**Records excerpted from a collection**

╭──

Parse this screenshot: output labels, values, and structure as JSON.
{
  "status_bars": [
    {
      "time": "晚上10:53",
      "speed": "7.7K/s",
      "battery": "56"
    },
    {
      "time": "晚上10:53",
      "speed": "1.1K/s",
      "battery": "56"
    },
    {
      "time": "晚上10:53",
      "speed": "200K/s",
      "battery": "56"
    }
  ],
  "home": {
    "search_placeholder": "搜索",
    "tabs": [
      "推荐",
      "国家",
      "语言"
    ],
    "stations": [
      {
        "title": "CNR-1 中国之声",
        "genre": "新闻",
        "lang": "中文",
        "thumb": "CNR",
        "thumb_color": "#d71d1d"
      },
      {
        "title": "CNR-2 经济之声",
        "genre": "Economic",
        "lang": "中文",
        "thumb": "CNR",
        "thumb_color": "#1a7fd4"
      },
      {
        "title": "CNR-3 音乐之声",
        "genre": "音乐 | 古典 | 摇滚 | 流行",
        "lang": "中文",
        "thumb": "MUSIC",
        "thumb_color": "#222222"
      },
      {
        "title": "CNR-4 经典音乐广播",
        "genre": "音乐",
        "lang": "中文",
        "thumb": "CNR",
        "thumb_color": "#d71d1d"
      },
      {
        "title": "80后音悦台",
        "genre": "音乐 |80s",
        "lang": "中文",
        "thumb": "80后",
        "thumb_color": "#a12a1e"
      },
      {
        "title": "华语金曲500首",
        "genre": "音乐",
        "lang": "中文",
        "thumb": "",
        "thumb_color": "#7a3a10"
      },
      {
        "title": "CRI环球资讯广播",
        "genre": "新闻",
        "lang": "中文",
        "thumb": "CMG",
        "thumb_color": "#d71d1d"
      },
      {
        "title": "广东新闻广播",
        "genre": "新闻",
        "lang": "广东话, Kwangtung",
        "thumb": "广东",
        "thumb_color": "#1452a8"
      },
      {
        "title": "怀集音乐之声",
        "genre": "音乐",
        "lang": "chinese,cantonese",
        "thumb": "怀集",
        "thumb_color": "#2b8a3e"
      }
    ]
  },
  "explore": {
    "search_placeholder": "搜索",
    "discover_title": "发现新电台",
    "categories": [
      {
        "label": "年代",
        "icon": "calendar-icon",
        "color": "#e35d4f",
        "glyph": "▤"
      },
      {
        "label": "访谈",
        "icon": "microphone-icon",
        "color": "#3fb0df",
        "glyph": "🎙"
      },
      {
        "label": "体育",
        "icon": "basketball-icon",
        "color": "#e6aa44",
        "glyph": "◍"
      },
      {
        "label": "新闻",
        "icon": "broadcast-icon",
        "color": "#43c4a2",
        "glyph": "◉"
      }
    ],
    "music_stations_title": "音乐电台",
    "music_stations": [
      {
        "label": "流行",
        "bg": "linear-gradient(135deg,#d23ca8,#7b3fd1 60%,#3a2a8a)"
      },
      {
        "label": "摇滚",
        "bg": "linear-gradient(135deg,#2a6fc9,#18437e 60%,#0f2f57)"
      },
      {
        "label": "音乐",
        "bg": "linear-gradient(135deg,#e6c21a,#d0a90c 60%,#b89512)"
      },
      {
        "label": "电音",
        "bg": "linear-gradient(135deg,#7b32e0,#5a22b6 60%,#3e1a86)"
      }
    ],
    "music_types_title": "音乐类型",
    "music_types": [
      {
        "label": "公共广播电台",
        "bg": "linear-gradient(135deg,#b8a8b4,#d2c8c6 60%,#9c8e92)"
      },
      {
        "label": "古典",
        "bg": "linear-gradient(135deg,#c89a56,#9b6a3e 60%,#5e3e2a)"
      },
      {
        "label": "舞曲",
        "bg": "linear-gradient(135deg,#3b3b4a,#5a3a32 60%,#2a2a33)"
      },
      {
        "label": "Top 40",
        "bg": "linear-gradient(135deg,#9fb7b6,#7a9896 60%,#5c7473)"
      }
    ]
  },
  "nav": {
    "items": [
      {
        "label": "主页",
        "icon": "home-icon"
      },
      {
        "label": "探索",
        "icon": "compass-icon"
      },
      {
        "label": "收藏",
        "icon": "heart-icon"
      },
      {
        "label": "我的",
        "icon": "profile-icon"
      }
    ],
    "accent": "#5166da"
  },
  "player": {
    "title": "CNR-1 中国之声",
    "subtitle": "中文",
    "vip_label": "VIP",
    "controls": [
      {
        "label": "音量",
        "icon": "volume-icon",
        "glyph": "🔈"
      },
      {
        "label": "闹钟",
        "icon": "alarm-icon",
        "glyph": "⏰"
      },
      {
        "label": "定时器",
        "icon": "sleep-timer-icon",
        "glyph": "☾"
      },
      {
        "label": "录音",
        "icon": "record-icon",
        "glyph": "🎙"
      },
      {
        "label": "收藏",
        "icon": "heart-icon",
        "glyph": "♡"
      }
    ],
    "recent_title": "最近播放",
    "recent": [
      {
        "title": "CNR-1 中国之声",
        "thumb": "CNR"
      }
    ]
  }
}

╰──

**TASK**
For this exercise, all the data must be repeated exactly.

**RESPONSE**
Parse this screenshot: output labels, values, and structure as JSON.
{
  "status_bars": [
    {
      "time": "晚上10:53",
      "speed": "7.7K/s",
      "battery": "56"
    },
    {
      "time": "晚上10:53",
      "speed": "1.1K/s",
      "battery": "56"
    },
    {
      "time": "晚上10:53",
      "speed": "200K/s",
      "battery": "56"
    }
  ],
  "home": {
    "search_placeholder": "搜索",
    "tabs": [
      "推荐",
      "国家",
      "语言"
    ],
    "stations": [
      {
        "title": "CNR-1 中国之声",
        "genre": "新闻",
        "lang": "中文",
        "thumb": "CNR",
        "thumb_color": "#d71d1d"
      },
      {
        "title": "CNR-2 经济之声",
        "genre": "Economic",
        "lang": "中文",
        "thumb": "CNR",
        "thumb_color": "#1a7fd4"
      },
      {
        "title": "CNR-3 音乐之声",
        "genre": "音乐 | 古典 | 摇滚 | 流行",
        "lang": "中文",
        "thumb": "MUSIC",
        "thumb_color": "#222222"
      },
      {
        "title": "CNR-4 经典音乐广播",
        "genre": "音乐",
        "lang": "中文",
        "thumb": "CNR",
        "thumb_color": "#d71d1d"
      },
      {
        "title": "80后音悦台",
        "genre": "音乐 |80s",
        "lang": "中文",
        "thumb": "80后",
        "thumb_color": "#a12a1e"
      },
      {
        "title": "华语金曲500首",
        "genre": "音乐",
        "lang": "中文",
        "thumb": "",
        "thumb_color": "#7a3a10"
      },
      {
        "title": "CRI环球资讯广播",
        "genre": "新闻",
        "lang": "中文",
        "thumb": "CMG",
        "thumb_color": "#d71d1d"
      },
      {
        "title": "广东新闻广播",
        "genre": "新闻",
        "lang": "广东话, Kwangtung",
        "thumb": "广东",
        "thumb_color": "#1452a8"
      },
      {
        "title": "怀集音乐之声",
        "genre": "音乐",
        "lang": "chinese,cantonese",
        "thumb": "怀集",
        "thumb_color": "#2b8a3e"
      }
    ]
  },
  "explore": {
    "search_placeholder": "搜索",
    "discover_title": "发现新电台",
    "categories": [
      {
        "label": "年代",
        "icon": "calendar-icon",
        "color": "#e35d4f",
        "glyph": "▤"
      },
      {
        "label": "访谈",
        "icon": "microphone-icon",
        "color": "#3fb0df",
        "glyph": "🎙"
      },
      {
        "label": "体育",
        "icon": "basketball-icon",
        "color": "#e6aa44",
        "glyph": "◍"
      },
      {
        "label": "新闻",
        "icon": "broadcast-icon",
        "color": "#43c4a2",
        "glyph": "◉"
      }
    ],
    "music_stations_title": "音乐电台",
    "music_stations": [
      {
        "label": "流行",
        "bg": "linear-gradient(135deg,#d23ca8,#7b3fd1 60%,#3a2a8a)"
      },
      {
        "label": "摇滚",
        "bg": "linear-gradient(135deg,#2a6fc9,#18437e 60%,#0f2f57)"
      },
      {
        "label": "音乐",
        "bg": "linear-gradient(135deg,#e6c21a,#d0a90c 60%,#b89512)"
      },
      {
        "label": "电音",
        "bg": "linear-gradient(135deg,#7b32e0,#5a22b6 60%,#3e1a86)"
      }
    ],
    "music_types_title": "音乐类型",
    "music_types": [
      {
        "label": "公共广播电台",
        "bg": "linear-gradient(135deg,#b8a8b4,#d2c8c6 60%,#9c8e92)"
      },
      {
        "label": "古典",
        "bg": "linear-gradient(135deg,#c89a56,#9b6a3e 60%,#5e3e2a)"
      },
      {
        "label": "舞曲",
        "bg": "linear-gradient(135deg,#3b3b4a,#5a3a32 60%,#2a2a33)"
      },
      {
        "label": "Top 40",
        "bg": "linear-gradient(135deg,#9fb7b6,#7a9896 60%,#5c7473)"
      }
    ]
  },
  "nav": {
    "items": [
      {
        "label": "主页",
        "icon": "home-icon"
      },
      {
        "label": "探索",
        "icon": "compass-icon"
      },
      {
        "label": "收藏",
        "icon": "heart-icon"
      },
      {
        "label": "我的",
        "icon": "profile-icon"
      }
    ],
    "accent": "#5166da"
  },
  "player": {
    "title": "CNR-1 中国之声",
    "subtitle": "中文",
    "vip_label": "VIP",
    "controls": [
      {
        "label": "音量",
        "icon": "volume-icon",
        "glyph": "🔈"
      },
      {
        "label": "闹钟",
        "icon": "alarm-icon",
        "glyph": "⏰"
      },
      {
        "label": "定时器",
        "icon": "sleep-timer-icon",
        "glyph": "☾"
      },
      {
        "label": "录音",
        "icon": "record-icon",
        "glyph": "🎙"
      },
      {
        "label": "收藏",
        "icon": "heart-icon",
        "glyph": "♡"
      }
    ],
    "recent_title": "最近播放",
    "recent": [
      {
        "title": "CNR-1 中国之声",
        "thumb": "CNR"
      }
    ]
  }
}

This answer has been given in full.